Working data:

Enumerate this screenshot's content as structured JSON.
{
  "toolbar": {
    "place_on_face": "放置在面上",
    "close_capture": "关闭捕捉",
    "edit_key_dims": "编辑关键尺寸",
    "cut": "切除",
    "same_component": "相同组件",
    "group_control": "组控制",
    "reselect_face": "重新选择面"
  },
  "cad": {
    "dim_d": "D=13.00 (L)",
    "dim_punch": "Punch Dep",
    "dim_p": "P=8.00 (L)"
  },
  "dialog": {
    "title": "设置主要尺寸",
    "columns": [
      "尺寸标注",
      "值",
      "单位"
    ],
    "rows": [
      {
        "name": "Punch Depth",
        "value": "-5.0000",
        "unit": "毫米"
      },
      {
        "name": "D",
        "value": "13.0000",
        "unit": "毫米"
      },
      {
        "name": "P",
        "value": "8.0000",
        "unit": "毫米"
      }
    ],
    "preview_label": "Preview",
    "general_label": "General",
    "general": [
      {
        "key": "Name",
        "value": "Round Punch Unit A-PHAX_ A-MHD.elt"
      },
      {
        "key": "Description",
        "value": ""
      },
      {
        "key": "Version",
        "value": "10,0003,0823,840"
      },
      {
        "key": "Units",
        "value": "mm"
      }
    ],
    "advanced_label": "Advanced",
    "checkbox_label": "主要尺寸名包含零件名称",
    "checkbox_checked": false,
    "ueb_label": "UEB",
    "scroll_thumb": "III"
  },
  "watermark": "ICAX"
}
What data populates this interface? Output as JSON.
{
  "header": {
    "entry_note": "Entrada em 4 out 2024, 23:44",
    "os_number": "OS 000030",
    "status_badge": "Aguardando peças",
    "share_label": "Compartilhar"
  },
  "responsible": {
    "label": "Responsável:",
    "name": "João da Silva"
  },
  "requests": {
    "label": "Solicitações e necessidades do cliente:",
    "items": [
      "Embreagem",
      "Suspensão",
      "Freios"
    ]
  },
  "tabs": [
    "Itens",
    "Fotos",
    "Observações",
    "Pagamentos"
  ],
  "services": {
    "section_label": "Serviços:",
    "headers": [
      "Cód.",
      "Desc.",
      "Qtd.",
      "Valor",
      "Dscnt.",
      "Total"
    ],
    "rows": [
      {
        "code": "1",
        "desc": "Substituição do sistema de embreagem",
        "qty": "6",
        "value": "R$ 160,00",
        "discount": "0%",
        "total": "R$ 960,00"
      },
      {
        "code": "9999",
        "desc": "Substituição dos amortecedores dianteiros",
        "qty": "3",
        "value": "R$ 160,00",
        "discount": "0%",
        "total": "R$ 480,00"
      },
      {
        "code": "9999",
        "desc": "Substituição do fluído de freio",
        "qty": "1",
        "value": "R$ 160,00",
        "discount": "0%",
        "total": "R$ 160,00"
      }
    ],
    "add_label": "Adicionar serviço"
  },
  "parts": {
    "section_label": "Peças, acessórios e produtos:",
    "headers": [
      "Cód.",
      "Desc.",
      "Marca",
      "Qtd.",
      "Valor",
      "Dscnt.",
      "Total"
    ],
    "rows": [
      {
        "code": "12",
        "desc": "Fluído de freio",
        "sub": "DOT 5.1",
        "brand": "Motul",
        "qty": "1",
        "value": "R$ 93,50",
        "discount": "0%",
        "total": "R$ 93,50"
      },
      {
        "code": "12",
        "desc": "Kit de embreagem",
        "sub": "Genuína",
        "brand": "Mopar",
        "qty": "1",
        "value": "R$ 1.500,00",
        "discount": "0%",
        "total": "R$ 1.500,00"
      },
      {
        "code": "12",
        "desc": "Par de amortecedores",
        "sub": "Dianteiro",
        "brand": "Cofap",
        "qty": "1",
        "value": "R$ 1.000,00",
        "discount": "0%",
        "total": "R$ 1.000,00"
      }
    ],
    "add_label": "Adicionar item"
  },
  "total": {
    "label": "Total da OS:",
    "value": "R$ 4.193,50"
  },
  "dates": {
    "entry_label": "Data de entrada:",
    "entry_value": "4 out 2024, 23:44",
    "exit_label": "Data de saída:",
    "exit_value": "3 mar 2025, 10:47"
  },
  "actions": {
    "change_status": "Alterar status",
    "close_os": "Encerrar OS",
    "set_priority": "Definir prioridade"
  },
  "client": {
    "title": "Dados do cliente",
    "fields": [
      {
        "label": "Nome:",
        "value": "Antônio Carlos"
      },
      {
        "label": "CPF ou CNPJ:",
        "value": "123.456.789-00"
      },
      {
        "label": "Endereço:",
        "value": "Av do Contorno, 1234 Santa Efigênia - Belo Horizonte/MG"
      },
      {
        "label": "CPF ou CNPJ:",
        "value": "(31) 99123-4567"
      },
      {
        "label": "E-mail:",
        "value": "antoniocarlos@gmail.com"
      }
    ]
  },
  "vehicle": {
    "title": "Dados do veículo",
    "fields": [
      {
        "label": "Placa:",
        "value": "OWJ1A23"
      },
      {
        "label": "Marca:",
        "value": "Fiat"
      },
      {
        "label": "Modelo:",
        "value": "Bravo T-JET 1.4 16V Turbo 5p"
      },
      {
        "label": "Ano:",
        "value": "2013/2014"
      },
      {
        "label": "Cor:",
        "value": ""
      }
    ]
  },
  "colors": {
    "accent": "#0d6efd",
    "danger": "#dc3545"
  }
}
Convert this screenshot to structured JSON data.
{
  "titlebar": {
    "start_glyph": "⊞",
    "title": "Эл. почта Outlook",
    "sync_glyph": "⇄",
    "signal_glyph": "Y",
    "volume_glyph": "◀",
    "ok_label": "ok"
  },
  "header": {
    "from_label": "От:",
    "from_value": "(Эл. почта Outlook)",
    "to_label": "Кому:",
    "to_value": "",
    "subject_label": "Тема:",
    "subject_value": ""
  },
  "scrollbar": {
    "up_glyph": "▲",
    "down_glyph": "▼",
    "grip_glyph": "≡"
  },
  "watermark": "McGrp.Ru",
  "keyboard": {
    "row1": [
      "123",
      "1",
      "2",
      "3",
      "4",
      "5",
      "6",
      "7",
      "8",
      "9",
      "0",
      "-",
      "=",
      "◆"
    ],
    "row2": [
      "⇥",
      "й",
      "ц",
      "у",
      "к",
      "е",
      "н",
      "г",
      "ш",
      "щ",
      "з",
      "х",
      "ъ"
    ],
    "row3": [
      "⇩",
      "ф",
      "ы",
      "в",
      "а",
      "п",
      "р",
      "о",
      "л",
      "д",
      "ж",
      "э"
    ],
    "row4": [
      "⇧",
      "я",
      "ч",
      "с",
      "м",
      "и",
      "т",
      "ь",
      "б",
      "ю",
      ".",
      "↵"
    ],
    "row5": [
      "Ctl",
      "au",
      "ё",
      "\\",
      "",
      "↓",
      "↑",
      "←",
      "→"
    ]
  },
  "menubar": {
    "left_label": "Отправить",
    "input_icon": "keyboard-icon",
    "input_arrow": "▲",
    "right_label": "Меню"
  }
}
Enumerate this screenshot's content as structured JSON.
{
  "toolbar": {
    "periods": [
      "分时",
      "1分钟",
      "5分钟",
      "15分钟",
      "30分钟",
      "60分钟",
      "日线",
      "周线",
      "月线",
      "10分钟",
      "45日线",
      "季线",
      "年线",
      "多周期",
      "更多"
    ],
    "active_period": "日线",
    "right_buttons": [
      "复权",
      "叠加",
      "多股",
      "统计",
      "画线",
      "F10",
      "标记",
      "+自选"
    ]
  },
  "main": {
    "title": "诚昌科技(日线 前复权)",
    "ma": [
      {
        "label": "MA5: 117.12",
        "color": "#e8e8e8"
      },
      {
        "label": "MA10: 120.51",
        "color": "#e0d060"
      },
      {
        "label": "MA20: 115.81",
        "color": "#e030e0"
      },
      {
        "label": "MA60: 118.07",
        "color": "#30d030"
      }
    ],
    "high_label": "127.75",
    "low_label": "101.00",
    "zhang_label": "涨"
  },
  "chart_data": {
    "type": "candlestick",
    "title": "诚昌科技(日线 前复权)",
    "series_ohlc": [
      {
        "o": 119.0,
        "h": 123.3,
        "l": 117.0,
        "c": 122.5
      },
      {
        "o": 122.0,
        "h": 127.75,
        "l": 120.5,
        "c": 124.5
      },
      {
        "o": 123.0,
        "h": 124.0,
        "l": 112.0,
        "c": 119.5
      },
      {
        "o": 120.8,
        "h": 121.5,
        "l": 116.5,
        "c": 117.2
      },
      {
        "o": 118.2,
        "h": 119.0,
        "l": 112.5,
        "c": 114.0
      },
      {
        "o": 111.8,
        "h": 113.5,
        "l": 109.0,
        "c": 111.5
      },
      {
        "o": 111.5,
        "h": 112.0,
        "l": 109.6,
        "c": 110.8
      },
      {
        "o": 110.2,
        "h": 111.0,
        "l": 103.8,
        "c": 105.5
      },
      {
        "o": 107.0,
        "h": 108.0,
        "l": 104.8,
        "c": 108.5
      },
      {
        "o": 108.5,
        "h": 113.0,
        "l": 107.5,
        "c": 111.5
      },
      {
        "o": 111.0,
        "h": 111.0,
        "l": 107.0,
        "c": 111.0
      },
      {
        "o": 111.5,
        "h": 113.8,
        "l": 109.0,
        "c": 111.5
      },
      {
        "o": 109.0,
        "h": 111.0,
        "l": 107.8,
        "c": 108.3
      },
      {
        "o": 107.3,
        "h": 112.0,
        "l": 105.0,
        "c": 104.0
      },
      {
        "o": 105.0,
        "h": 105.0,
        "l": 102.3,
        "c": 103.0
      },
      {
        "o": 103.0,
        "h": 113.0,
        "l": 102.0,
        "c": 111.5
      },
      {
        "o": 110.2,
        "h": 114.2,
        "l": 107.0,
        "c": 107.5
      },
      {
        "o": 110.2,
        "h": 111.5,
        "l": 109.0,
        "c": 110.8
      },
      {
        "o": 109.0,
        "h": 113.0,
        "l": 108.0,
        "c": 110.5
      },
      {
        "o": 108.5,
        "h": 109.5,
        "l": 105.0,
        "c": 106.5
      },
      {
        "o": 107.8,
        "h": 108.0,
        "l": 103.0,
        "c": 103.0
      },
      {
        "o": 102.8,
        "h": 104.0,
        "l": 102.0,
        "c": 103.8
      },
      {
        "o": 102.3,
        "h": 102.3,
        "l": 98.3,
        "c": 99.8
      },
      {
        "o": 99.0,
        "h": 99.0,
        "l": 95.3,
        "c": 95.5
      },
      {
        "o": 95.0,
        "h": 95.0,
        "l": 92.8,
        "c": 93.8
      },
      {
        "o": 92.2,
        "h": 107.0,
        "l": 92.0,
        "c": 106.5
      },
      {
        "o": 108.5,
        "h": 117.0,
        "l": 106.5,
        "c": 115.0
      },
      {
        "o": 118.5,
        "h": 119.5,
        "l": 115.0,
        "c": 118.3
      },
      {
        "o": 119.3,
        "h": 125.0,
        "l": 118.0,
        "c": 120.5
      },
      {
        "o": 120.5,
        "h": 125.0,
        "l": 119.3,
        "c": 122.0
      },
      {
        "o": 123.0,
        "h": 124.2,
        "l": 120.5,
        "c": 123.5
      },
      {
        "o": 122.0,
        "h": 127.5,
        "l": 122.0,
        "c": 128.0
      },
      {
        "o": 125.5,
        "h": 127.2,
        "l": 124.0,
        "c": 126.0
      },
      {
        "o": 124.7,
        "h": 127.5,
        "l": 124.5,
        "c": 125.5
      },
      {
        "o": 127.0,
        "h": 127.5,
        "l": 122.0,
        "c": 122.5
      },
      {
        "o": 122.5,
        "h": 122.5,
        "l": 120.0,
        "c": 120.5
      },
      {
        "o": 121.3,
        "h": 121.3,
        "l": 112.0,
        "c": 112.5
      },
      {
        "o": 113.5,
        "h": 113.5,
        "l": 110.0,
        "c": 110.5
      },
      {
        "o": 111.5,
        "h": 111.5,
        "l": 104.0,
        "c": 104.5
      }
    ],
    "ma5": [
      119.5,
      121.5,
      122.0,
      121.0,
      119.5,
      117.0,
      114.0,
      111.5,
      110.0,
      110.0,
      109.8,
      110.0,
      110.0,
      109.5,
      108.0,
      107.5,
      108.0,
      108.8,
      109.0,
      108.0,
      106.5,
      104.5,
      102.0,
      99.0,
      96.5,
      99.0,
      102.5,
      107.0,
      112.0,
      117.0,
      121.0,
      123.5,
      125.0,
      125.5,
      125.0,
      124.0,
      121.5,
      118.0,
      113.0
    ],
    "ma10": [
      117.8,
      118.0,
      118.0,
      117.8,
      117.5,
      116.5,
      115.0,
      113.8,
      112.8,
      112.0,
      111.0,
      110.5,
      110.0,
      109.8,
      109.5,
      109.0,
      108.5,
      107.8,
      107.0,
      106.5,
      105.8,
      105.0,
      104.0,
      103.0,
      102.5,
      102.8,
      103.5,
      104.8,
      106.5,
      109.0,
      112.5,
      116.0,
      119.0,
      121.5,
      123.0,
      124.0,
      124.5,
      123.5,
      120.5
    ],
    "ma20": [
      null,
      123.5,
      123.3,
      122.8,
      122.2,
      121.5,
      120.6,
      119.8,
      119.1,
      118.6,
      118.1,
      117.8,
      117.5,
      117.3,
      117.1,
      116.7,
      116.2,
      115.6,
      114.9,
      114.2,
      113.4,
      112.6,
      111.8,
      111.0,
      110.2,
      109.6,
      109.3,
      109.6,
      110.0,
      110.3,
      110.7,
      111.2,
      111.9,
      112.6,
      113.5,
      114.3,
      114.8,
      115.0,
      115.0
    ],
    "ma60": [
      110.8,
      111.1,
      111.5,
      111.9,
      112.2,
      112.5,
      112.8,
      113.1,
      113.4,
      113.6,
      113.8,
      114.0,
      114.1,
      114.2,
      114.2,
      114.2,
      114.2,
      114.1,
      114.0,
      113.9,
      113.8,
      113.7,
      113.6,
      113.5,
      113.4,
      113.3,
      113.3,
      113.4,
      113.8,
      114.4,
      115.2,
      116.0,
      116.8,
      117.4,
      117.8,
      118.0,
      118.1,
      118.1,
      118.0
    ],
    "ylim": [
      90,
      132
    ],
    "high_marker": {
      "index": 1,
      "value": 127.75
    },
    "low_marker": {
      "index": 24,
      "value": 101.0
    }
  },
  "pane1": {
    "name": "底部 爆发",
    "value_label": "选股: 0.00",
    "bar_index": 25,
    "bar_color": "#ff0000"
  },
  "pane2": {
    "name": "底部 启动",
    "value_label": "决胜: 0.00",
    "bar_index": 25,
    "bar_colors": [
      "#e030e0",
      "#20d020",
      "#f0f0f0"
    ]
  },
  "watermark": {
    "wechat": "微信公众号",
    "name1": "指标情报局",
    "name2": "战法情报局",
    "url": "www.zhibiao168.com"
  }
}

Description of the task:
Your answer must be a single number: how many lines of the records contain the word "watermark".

Your solution:
3